This time its focus is on apologies and legal liability, a subject I started to explore a little while ago in another post. (My previous contribution was on what public relations professionals can learn from Shakespeare about communications strategies.)

Here are four ideas that conclude the anticipated Ampersand contribution about how in-house or external public relations counselors can keep a company's business objectives in mind, and serve as more useful partners to legal teams especially during a crisis: Make clear to clients and legal counsel that an effective ‘apology’ can mean simply acknowledging that harm has occurred and an expressing sympathy about the consequences of the event on the affected people; Get to know the specific laws in your jurisdiction with respect to legal liability for statements of regret, distress, apology, concern, worry, anxiety; Ask legal counsel to specify: What are the legal consequences if your statement confirms that the company feels badly about what has happened? Ask legal counsel to provide a range of words that CAN be used with relative impunity to express remorse , distress, or regret depending on the particular circumstances of the crisis event.

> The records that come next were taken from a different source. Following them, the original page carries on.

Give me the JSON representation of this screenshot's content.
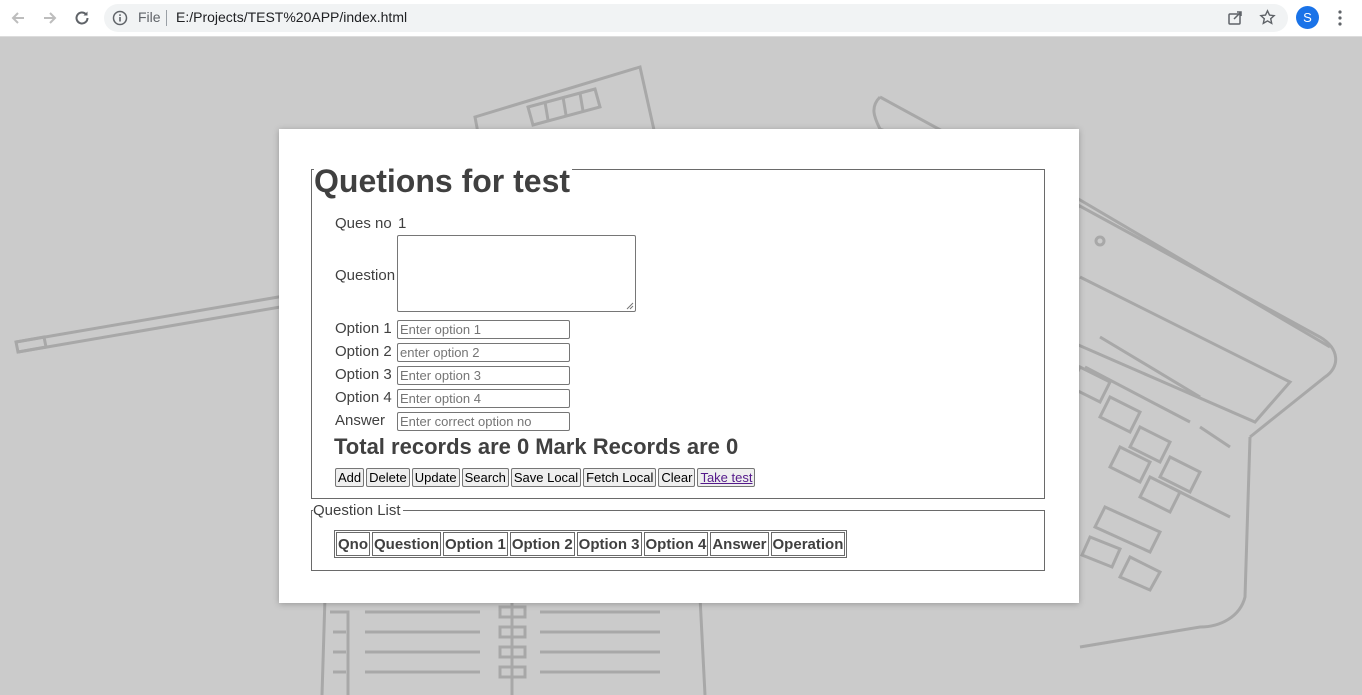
{
  "browser": {
    "scheme": "File",
    "url": "E:/Projects/TEST%20APP/index.html",
    "profile_initial": "S",
    "accent": "#1a73e8"
  },
  "form": {
    "title": "Quetions for test",
    "ques_no_label": "Ques no",
    "ques_no_value": "1",
    "question_label": "Question",
    "option1_label": "Option 1",
    "option1_placeholder": "Enter option 1",
    "option2_label": "Option 2",
    "option2_placeholder": "enter option 2",
    "option3_label": "Option 3",
    "option3_placeholder": "Enter option 3",
    "option4_label": "Option 4",
    "option4_placeholder": "Enter option 4",
    "answer_label": "Answer",
    "answer_placeholder": "Enter correct option no",
    "total_text": "Total records are 0",
    "mark_text": "Mark Records are 0"
  },
  "buttons": {
    "add": "Add",
    "delete": "Delete",
    "update": "Update",
    "search": "Search",
    "save_local": "Save Local",
    "fetch_local": "Fetch Local",
    "clear": "Clear",
    "take_test": "Take test"
  },
  "list": {
    "legend": "Question List",
    "headers": [
      "Qno",
      "Question",
      "Option 1",
      "Option 2",
      "Option 3",
      "Option 4",
      "Answer",
      "Operation"
    ]
  }
}
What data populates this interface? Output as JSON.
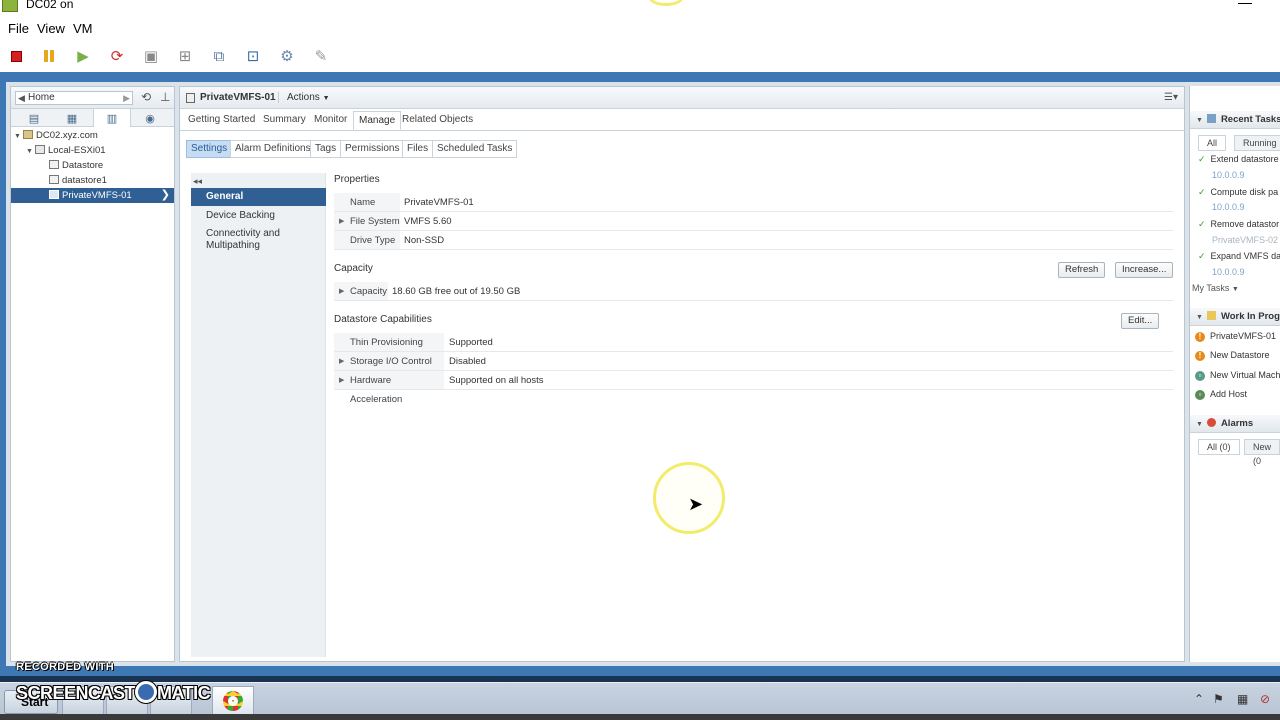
{
  "window": {
    "title": "DC02 on"
  },
  "menu": [
    "File",
    "View",
    "VM"
  ],
  "toolbar_icons": [
    "stop-icon",
    "pause-icon",
    "play-icon",
    "reset-icon",
    "snapshot-icon",
    "revert-snapshot-icon",
    "manage-snapshots-icon",
    "console-icon",
    "settings-icon",
    "edit-icon"
  ],
  "nav": {
    "home": "Home",
    "tree": [
      {
        "label": "DC02.xyz.com",
        "type": "dc"
      },
      {
        "label": "Local-ESXi01",
        "type": "host"
      },
      {
        "label": "Datastore",
        "type": "ds"
      },
      {
        "label": "datastore1",
        "type": "ds"
      },
      {
        "label": "PrivateVMFS-01",
        "type": "ds",
        "selected": true
      }
    ]
  },
  "object": {
    "title": "PrivateVMFS-01",
    "actions": "Actions"
  },
  "top_tabs": [
    "Getting Started",
    "Summary",
    "Monitor",
    "Manage",
    "Related Objects"
  ],
  "sub_tabs": [
    "Settings",
    "Alarm Definitions",
    "Tags",
    "Permissions",
    "Files",
    "Scheduled Tasks"
  ],
  "settings_nav": {
    "collapse": "◂◂",
    "items": [
      "General",
      "Device Backing",
      "Connectivity and Multipathing"
    ]
  },
  "properties": {
    "title": "Properties",
    "rows": [
      {
        "label": "Name",
        "value": "PrivateVMFS-01",
        "expandable": false
      },
      {
        "label": "File System",
        "value": "VMFS 5.60",
        "expandable": true
      },
      {
        "label": "Drive Type",
        "value": "Non-SSD",
        "expandable": false
      }
    ]
  },
  "capacity": {
    "title": "Capacity",
    "refresh": "Refresh",
    "increase": "Increase...",
    "row": {
      "label": "Capacity",
      "value": "18.60 GB free out of 19.50 GB"
    }
  },
  "capabilities": {
    "title": "Datastore Capabilities",
    "edit": "Edit...",
    "rows": [
      {
        "label": "Thin Provisioning",
        "value": "Supported",
        "expandable": false
      },
      {
        "label": "Storage I/O Control",
        "value": "Disabled",
        "expandable": true
      },
      {
        "label": "Hardware Acceleration",
        "value": "Supported on all hosts",
        "expandable": true
      }
    ]
  },
  "right_panel": {
    "recent_tasks": {
      "title": "Recent Tasks",
      "tabs": [
        "All",
        "Running"
      ],
      "items": [
        {
          "task": "Extend datastore",
          "target": "10.0.0.9"
        },
        {
          "task": "Compute disk pa",
          "target": "10.0.0.9"
        },
        {
          "task": "Remove datastor",
          "target": "PrivateVMFS-02"
        },
        {
          "task": "Expand VMFS da",
          "target": "10.0.0.9"
        }
      ],
      "my_tasks": "My Tasks"
    },
    "work_in_progress": {
      "title": "Work In Prog",
      "items": [
        "PrivateVMFS-01",
        "New Datastore",
        "New Virtual Mach",
        "Add Host"
      ]
    },
    "alarms": {
      "title": "Alarms",
      "tabs": [
        "All (0)",
        "New (0"
      ]
    }
  },
  "watermark": {
    "line1": "RECORDED WITH",
    "line2a": "SCREENCAST",
    "line2b": "MATIC"
  },
  "taskbar": {
    "start": "Start"
  },
  "colors": {
    "frame": "#3d78b5",
    "selection": "#2f5f93",
    "subtab_active": "#c5dcf3"
  }
}
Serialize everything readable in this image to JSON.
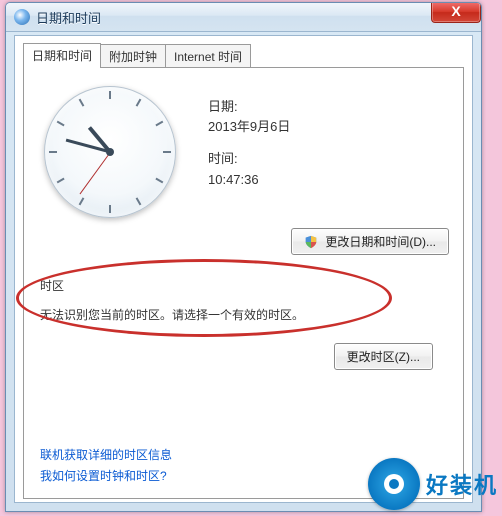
{
  "window": {
    "title": "日期和时间"
  },
  "tabs": [
    {
      "label": "日期和时间"
    },
    {
      "label": "附加时钟"
    },
    {
      "label": "Internet 时间"
    }
  ],
  "date_section": {
    "date_label": "日期:",
    "date_value": "2013年9月6日",
    "time_label": "时间:",
    "time_value": "10:47:36"
  },
  "buttons": {
    "change_datetime": "更改日期和时间(D)...",
    "change_timezone": "更改时区(Z)..."
  },
  "timezone_section": {
    "heading": "时区",
    "warning": "无法识别您当前的时区。请选择一个有效的时区。"
  },
  "links": {
    "detail_tz": "联机获取详细的时区信息",
    "how_set": "我如何设置时钟和时区?"
  },
  "watermark": {
    "text": "好装机"
  },
  "icons": {
    "close": "X",
    "shield": "shield-icon"
  }
}
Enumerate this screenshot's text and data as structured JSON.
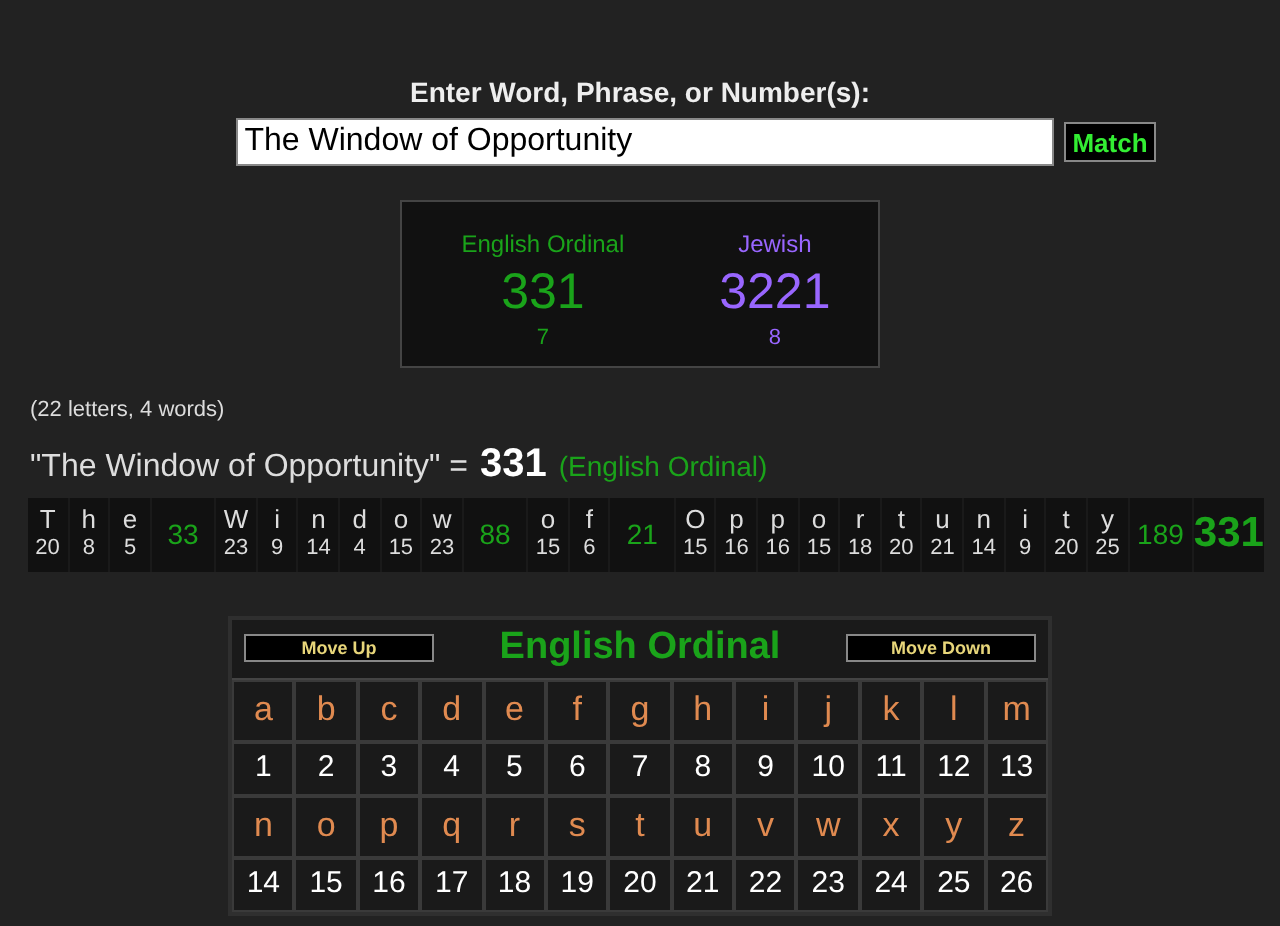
{
  "heading": "Enter Word, Phrase, or Number(s):",
  "search": {
    "value": "The Window of Opportunity",
    "button": "Match"
  },
  "results": [
    {
      "label": "English Ordinal",
      "value": "331",
      "sub": "7",
      "color": "#1aa31a"
    },
    {
      "label": "Jewish",
      "value": "3221",
      "sub": "8",
      "color": "#9966ff"
    }
  ],
  "counts": "(22 letters, 4 words)",
  "summary": {
    "phrase": "\"The Window of Opportunity\" =",
    "value": "331",
    "cipher": "(English Ordinal)"
  },
  "breakdown": {
    "words": [
      {
        "letters": [
          {
            "char": "T",
            "value": "20"
          },
          {
            "char": "h",
            "value": "8"
          },
          {
            "char": "e",
            "value": "5"
          }
        ],
        "total": "33"
      },
      {
        "letters": [
          {
            "char": "W",
            "value": "23"
          },
          {
            "char": "i",
            "value": "9"
          },
          {
            "char": "n",
            "value": "14"
          },
          {
            "char": "d",
            "value": "4"
          },
          {
            "char": "o",
            "value": "15"
          },
          {
            "char": "w",
            "value": "23"
          }
        ],
        "total": "88"
      },
      {
        "letters": [
          {
            "char": "o",
            "value": "15"
          },
          {
            "char": "f",
            "value": "6"
          }
        ],
        "total": "21"
      },
      {
        "letters": [
          {
            "char": "O",
            "value": "15"
          },
          {
            "char": "p",
            "value": "16"
          },
          {
            "char": "p",
            "value": "16"
          },
          {
            "char": "o",
            "value": "15"
          },
          {
            "char": "r",
            "value": "18"
          },
          {
            "char": "t",
            "value": "20"
          },
          {
            "char": "u",
            "value": "21"
          },
          {
            "char": "n",
            "value": "14"
          },
          {
            "char": "i",
            "value": "9"
          },
          {
            "char": "t",
            "value": "20"
          },
          {
            "char": "y",
            "value": "25"
          }
        ],
        "total": "189"
      }
    ],
    "grand_total": "331"
  },
  "cipher_table": {
    "move_up": "Move Up",
    "title": "English Ordinal",
    "move_down": "Move Down",
    "cells": [
      {
        "letter": "a",
        "value": "1"
      },
      {
        "letter": "b",
        "value": "2"
      },
      {
        "letter": "c",
        "value": "3"
      },
      {
        "letter": "d",
        "value": "4"
      },
      {
        "letter": "e",
        "value": "5"
      },
      {
        "letter": "f",
        "value": "6"
      },
      {
        "letter": "g",
        "value": "7"
      },
      {
        "letter": "h",
        "value": "8"
      },
      {
        "letter": "i",
        "value": "9"
      },
      {
        "letter": "j",
        "value": "10"
      },
      {
        "letter": "k",
        "value": "11"
      },
      {
        "letter": "l",
        "value": "12"
      },
      {
        "letter": "m",
        "value": "13"
      },
      {
        "letter": "n",
        "value": "14"
      },
      {
        "letter": "o",
        "value": "15"
      },
      {
        "letter": "p",
        "value": "16"
      },
      {
        "letter": "q",
        "value": "17"
      },
      {
        "letter": "r",
        "value": "18"
      },
      {
        "letter": "s",
        "value": "19"
      },
      {
        "letter": "t",
        "value": "20"
      },
      {
        "letter": "u",
        "value": "21"
      },
      {
        "letter": "v",
        "value": "22"
      },
      {
        "letter": "w",
        "value": "23"
      },
      {
        "letter": "x",
        "value": "24"
      },
      {
        "letter": "y",
        "value": "25"
      },
      {
        "letter": "z",
        "value": "26"
      }
    ]
  }
}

Is that enough of a tickler to take a look at the article when it is published?

Apology Coincidence

Mobilizing Online